» **Problem**: Once the line containing "Decode this image" is found in the data below, output that line and every line after it through the last, unchanged and with nothing else.

[Excerpted records Boundary: Start]

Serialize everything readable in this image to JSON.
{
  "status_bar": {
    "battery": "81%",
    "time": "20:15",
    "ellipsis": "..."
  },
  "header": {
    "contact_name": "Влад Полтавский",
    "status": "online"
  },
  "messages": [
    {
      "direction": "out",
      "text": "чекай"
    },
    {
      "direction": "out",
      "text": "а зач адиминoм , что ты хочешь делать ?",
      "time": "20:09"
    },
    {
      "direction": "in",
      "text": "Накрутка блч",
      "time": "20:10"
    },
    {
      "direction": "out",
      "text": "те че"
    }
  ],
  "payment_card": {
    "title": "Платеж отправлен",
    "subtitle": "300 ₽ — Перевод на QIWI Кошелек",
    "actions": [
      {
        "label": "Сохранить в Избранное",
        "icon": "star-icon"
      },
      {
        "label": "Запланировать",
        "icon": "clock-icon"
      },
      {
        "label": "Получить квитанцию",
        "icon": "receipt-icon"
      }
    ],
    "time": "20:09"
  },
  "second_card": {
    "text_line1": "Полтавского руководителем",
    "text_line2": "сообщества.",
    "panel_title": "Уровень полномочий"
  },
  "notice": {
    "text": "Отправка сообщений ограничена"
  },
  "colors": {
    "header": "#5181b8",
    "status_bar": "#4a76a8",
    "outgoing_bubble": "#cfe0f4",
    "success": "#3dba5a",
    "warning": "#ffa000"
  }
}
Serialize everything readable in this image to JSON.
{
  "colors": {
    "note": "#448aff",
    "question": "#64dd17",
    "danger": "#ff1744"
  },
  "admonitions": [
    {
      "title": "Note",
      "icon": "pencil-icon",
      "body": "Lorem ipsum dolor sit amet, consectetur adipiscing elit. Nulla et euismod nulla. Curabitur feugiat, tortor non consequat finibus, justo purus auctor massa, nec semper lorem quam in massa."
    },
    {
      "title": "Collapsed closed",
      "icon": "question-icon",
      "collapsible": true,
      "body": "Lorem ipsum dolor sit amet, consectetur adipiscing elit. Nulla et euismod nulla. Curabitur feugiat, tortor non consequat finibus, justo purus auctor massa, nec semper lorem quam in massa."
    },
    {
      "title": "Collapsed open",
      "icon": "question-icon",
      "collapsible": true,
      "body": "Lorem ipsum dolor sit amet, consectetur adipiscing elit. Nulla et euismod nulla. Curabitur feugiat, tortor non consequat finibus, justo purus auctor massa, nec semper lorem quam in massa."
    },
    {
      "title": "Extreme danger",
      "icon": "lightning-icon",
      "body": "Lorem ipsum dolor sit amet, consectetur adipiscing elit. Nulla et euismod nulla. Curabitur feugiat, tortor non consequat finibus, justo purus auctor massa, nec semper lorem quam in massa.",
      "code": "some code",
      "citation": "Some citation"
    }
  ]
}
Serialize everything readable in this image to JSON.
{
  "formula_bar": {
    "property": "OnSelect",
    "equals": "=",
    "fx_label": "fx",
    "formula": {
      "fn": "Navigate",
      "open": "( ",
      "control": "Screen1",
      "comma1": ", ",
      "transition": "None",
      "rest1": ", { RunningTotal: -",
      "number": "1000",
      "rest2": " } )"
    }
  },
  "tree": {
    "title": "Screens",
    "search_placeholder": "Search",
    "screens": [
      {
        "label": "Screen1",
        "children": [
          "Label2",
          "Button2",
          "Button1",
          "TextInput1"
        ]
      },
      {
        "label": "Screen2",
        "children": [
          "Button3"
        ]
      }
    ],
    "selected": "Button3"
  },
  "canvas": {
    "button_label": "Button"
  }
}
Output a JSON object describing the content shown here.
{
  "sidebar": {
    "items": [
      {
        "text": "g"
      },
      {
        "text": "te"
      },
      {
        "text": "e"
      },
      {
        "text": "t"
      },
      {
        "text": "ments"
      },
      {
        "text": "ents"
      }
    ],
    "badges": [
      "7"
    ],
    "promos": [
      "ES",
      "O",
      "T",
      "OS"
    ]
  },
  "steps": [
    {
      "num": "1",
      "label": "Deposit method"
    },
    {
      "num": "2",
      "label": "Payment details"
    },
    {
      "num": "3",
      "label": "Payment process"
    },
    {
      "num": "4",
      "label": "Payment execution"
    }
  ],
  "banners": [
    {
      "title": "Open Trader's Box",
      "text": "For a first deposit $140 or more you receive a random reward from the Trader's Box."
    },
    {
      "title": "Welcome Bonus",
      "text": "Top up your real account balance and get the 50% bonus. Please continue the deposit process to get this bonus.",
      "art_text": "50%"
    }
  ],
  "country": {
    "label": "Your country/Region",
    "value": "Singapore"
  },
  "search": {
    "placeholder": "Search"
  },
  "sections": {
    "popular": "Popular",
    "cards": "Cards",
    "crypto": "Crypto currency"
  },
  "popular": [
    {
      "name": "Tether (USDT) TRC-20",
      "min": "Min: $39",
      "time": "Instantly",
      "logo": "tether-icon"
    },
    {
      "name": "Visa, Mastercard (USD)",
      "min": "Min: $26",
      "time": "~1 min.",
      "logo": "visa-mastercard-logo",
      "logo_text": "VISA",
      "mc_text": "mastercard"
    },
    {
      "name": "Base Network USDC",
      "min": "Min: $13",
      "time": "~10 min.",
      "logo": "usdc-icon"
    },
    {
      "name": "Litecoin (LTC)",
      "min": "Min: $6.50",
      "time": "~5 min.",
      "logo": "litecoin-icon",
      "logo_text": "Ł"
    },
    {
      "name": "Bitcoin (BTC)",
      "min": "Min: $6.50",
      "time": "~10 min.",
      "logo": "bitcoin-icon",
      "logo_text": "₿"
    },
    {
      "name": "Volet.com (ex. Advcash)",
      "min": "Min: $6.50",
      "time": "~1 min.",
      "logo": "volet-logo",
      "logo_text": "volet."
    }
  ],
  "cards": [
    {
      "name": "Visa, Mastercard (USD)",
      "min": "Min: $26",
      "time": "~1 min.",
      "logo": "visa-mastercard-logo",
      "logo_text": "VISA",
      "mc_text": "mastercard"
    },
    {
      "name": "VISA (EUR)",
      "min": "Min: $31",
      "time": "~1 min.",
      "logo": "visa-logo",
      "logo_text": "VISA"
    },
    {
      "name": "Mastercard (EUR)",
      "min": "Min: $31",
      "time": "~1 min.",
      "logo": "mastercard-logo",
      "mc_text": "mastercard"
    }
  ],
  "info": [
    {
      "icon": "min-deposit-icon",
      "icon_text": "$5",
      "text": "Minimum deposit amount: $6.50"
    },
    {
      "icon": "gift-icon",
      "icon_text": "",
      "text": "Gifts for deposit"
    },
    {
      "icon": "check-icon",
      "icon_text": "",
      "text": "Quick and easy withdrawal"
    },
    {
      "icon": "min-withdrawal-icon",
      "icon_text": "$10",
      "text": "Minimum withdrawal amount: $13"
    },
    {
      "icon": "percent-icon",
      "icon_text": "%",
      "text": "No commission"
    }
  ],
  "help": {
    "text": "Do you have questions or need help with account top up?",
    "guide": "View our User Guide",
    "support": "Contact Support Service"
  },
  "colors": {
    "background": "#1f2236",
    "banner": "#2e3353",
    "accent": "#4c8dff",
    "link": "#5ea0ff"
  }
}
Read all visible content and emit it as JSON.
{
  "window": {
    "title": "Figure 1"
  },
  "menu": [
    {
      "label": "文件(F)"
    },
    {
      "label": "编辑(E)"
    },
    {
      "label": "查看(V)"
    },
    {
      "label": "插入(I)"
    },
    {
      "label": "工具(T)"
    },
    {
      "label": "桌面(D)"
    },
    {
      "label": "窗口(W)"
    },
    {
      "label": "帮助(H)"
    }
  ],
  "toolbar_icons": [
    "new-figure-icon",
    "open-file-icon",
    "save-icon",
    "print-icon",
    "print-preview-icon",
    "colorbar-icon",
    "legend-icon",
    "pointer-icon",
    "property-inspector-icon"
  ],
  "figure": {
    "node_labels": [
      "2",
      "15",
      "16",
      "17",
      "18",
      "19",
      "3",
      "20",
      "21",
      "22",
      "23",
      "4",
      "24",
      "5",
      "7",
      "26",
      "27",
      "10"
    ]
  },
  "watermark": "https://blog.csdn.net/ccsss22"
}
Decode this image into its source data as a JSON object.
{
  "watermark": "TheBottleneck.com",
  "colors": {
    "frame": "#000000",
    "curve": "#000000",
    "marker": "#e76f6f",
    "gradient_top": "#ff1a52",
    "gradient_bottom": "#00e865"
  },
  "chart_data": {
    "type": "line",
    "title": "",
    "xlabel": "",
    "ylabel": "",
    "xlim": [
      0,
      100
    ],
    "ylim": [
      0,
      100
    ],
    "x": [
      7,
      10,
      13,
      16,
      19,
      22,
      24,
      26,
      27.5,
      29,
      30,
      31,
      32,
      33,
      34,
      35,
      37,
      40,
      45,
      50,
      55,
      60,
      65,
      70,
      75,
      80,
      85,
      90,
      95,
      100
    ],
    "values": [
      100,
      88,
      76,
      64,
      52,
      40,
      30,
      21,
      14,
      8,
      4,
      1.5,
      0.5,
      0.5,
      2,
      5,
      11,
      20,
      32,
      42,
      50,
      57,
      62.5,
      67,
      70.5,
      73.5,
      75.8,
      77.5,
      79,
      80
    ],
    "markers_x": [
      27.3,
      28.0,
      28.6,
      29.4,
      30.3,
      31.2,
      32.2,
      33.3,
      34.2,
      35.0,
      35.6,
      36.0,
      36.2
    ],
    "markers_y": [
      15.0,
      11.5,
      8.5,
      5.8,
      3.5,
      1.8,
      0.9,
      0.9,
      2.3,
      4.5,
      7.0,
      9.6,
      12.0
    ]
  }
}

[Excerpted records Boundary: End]

» **Result**:
Decode this image into its source data as a JSON object.
{
  "watermark": "TheBottleneck.com",
  "colors": {
    "frame": "#000000",
    "curve": "#000000",
    "marker": "#e76f6f",
    "gradient_top": "#ff1a52",
    "gradient_bottom": "#00e865"
  },
  "chart_data": {
    "type": "line",
    "title": "",
    "xlabel": "",
    "ylabel": "",
    "xlim": [
      0,
      100
    ],
    "ylim": [
      0,
      100
    ],
    "x": [
      7,
      10,
      13,
      16,
      19,
      22,
      24,
      26,
      27.5,
      29,
      30,
      31,
      32,
      33,
      34,
      35,
      37,
      40,
      45,
      50,
      55,
      60,
      65,
      70,
      75,
      80,
      85,
      90,
      95,
      100
    ],
    "values": [
      100,
      88,
      76,
      64,
      52,
      40,
      30,
      21,
      14,
      8,
      4,
      1.5,
      0.5,
      0.5,
      2,
      5,
      11,
      20,
      32,
      42,
      50,
      57,
      62.5,
      67,
      70.5,
      73.5,
      75.8,
      77.5,
      79,
      80
    ],
    "markers_x": [
      27.3,
      28.0,
      28.6,
      29.4,
      30.3,
      31.2,
      32.2,
      33.3,
      34.2,
      35.0,
      35.6,
      36.0,
      36.2
    ],
    "markers_y": [
      15.0,
      11.5,
      8.5,
      5.8,
      3.5,
      1.8,
      0.9,
      0.9,
      2.3,
      4.5,
      7.0,
      9.6,
      12.0
    ]
  }
}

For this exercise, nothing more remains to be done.